### Task statement
Using the data below, work out how many lines contain "JSON", and report only that number.

(Records shown)

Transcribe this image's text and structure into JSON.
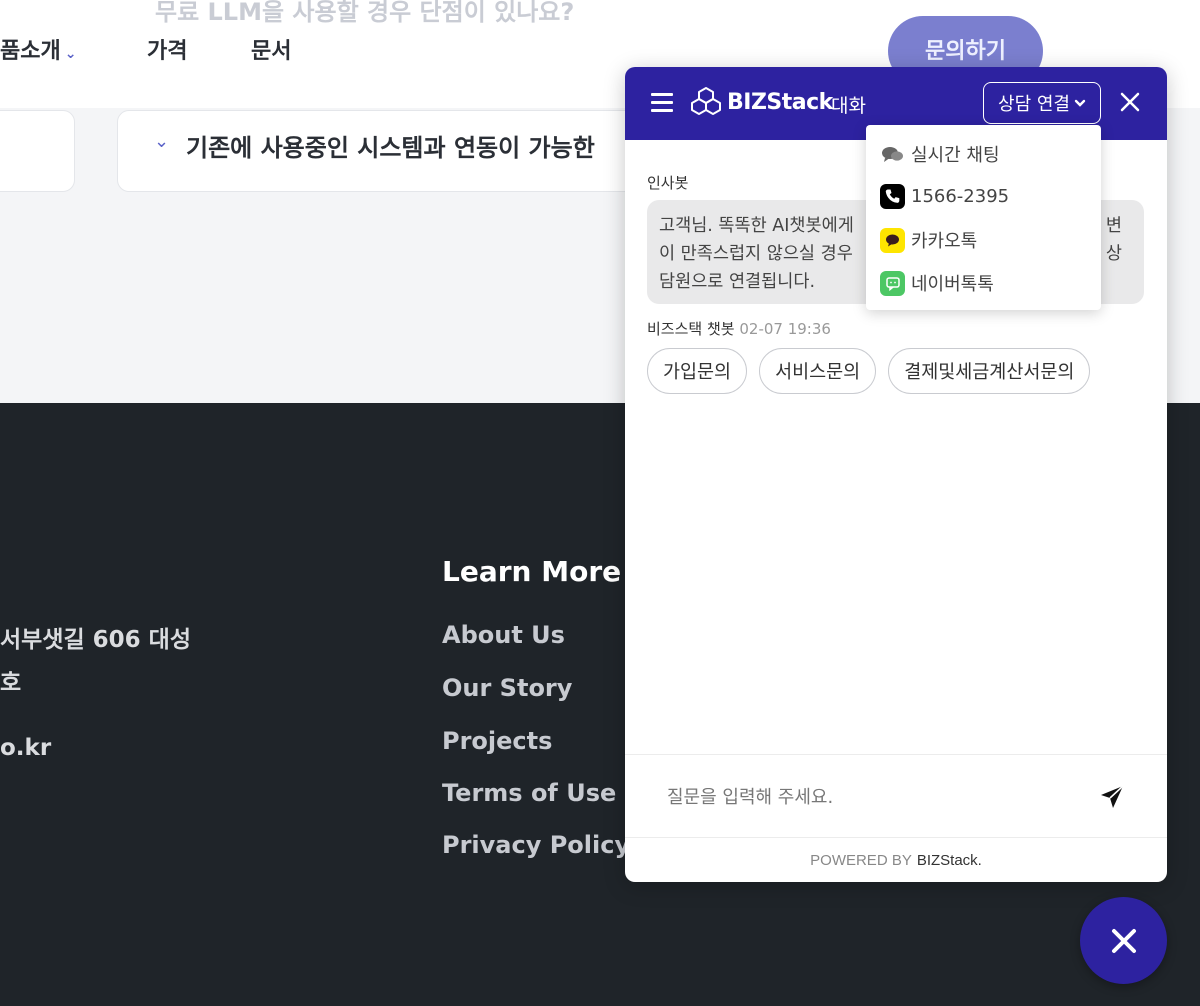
{
  "page": {
    "faq_peek": "무료 LLM을 사용할 경우 단점이 있나요?",
    "nav": [
      {
        "label": "품소개"
      },
      {
        "label": "가격"
      },
      {
        "label": "문서"
      }
    ],
    "inquiry_button": "문의하기",
    "faq_question": "기존에 사용중인 시스템과 연동이 가능한"
  },
  "footer": {
    "address_line1": "서부샛길 606 대성",
    "address_line2": "호",
    "email_fragment": "o.kr",
    "learn_more_heading": "Learn More",
    "links": [
      {
        "label": "About Us"
      },
      {
        "label": "Our Story"
      },
      {
        "label": "Projects"
      },
      {
        "label": "Terms of Use"
      },
      {
        "label": "Privacy Policy"
      }
    ]
  },
  "chat": {
    "brand": "BIZStack",
    "tab_title": "대화",
    "connect_button": "상담 연결",
    "connect_menu": [
      {
        "label": "실시간 채팅",
        "icon": "chat-bubbles-icon"
      },
      {
        "label": "1566-2395",
        "icon": "phone-icon"
      },
      {
        "label": "카카오톡",
        "icon": "kakaotalk-icon",
        "color": "#fee500"
      },
      {
        "label": "네이버톡톡",
        "icon": "naver-talktalk-icon",
        "color": "#4cc764"
      }
    ],
    "greeting_sender": "인사봇",
    "greeting_lines": [
      "고객님. 똑똑한 AI챗봇에게",
      "이 만족스럽지 않으실 경우",
      "담원으로 연결됩니다."
    ],
    "greeting_tail_right": [
      "변",
      "상"
    ],
    "bot_sender": "비즈스택 챗봇",
    "bot_time": "02-07 19:36",
    "quick_replies": [
      {
        "label": "가입문의"
      },
      {
        "label": "서비스문의"
      },
      {
        "label": "결제및세금계산서문의"
      }
    ],
    "input_placeholder": "질문을 입력해 주세요.",
    "powered_by": "POWERED BY",
    "powered_brand": "BIZStack."
  },
  "colors": {
    "header": "#2d22a0",
    "footer_bg": "#1f2429"
  }
}
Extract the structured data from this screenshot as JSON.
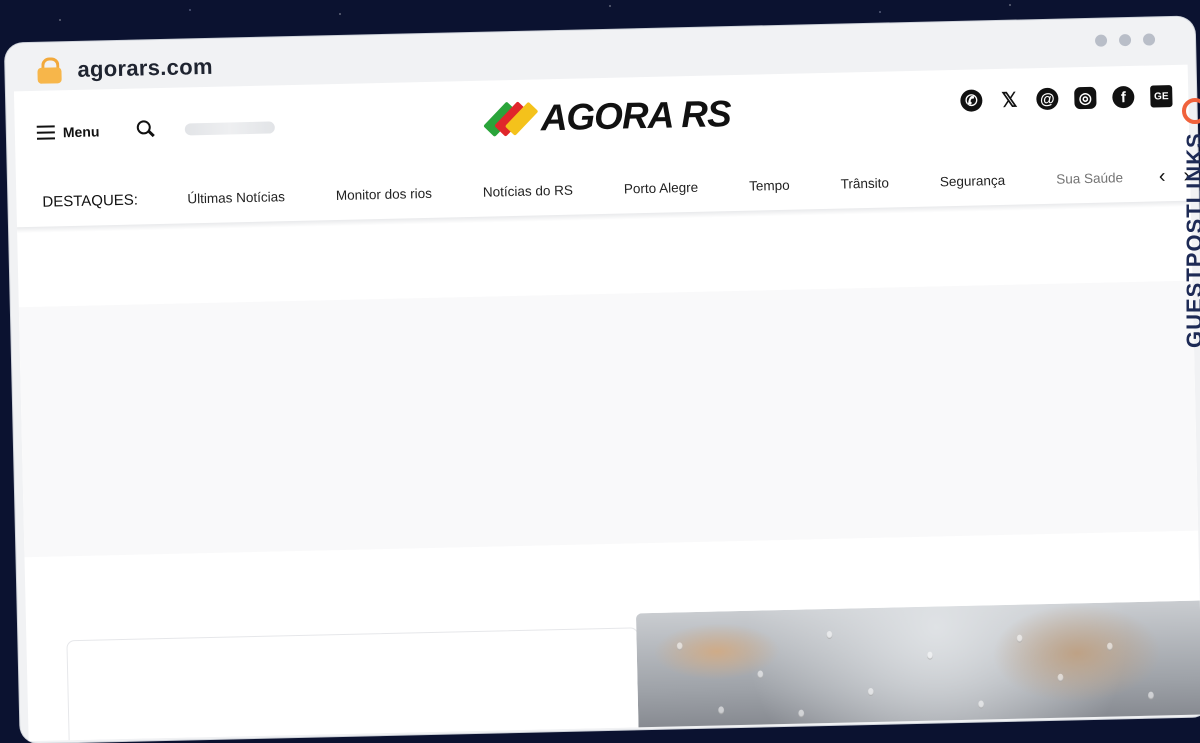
{
  "browser": {
    "url": "agorars.com"
  },
  "header": {
    "menu_label": "Menu",
    "logo_text": "AGORA RS",
    "social_icons": [
      "whatsapp-icon",
      "x-icon",
      "threads-icon",
      "instagram-icon",
      "facebook-icon",
      "google-news-icon"
    ],
    "social_glyphs": {
      "whatsapp": "✆",
      "x": "𝕏",
      "threads": "@",
      "instagram": "◎",
      "facebook": "f",
      "gnews": "GE"
    }
  },
  "nav": {
    "label": "DESTAQUES:",
    "items": [
      "Últimas Notícias",
      "Monitor dos rios",
      "Notícias do RS",
      "Porto Alegre",
      "Tempo",
      "Trânsito",
      "Segurança",
      "Sua Saúde"
    ],
    "prev_glyph": "‹",
    "next_glyph": "›"
  },
  "watermark": {
    "text": "GUESTPOSTLINKS"
  },
  "colors": {
    "logo_green": "#2aa43a",
    "logo_red": "#e0262b",
    "logo_yellow": "#f4c21b",
    "watermark_orange": "#f0623c",
    "watermark_navy": "#1d2a55"
  }
}
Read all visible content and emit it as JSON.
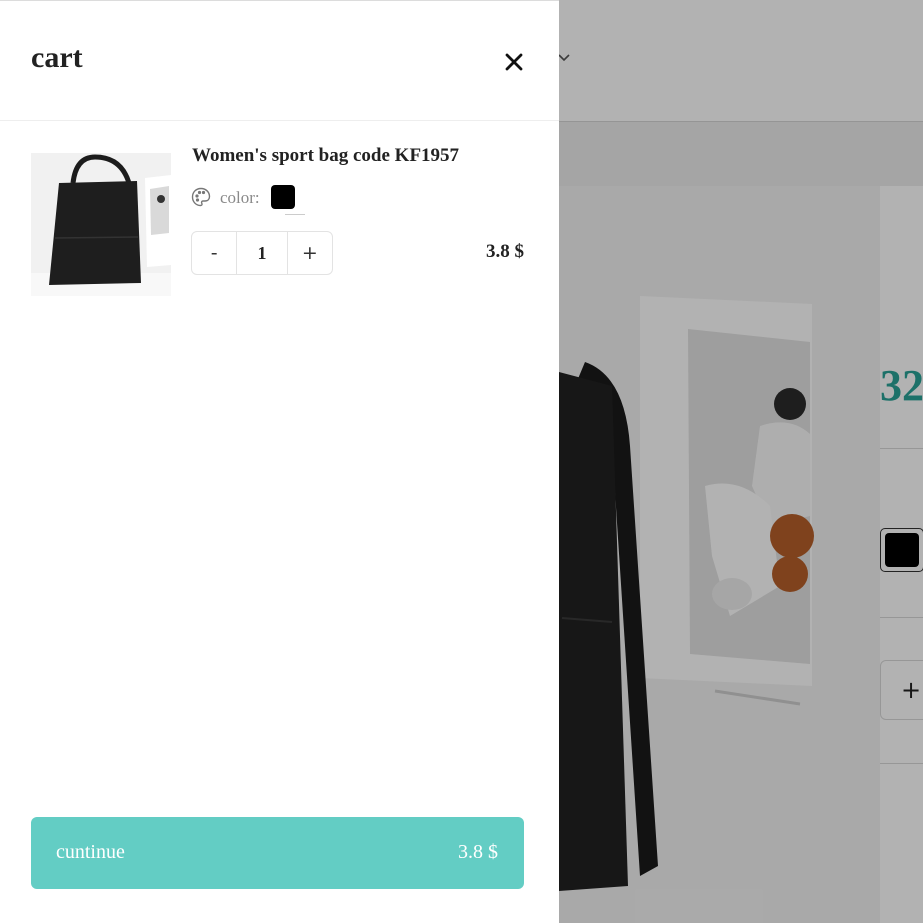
{
  "cart": {
    "title": "cart",
    "items": [
      {
        "name": "Women's sport bag code KF1957",
        "color_label": "color:",
        "color_value": "#000000",
        "quantity": "1",
        "decrease": "-",
        "increase": "+",
        "price": "3.8 $"
      }
    ],
    "checkout": {
      "label": "cuntinue",
      "total": "3.8 $",
      "color": "#63cdc4"
    }
  },
  "background_page": {
    "price_partial": "32",
    "price_color": "#2aa397",
    "plus_label": "+"
  },
  "icons": [
    "close-icon",
    "palette-icon",
    "chevron-down-icon"
  ]
}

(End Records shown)

### Result
3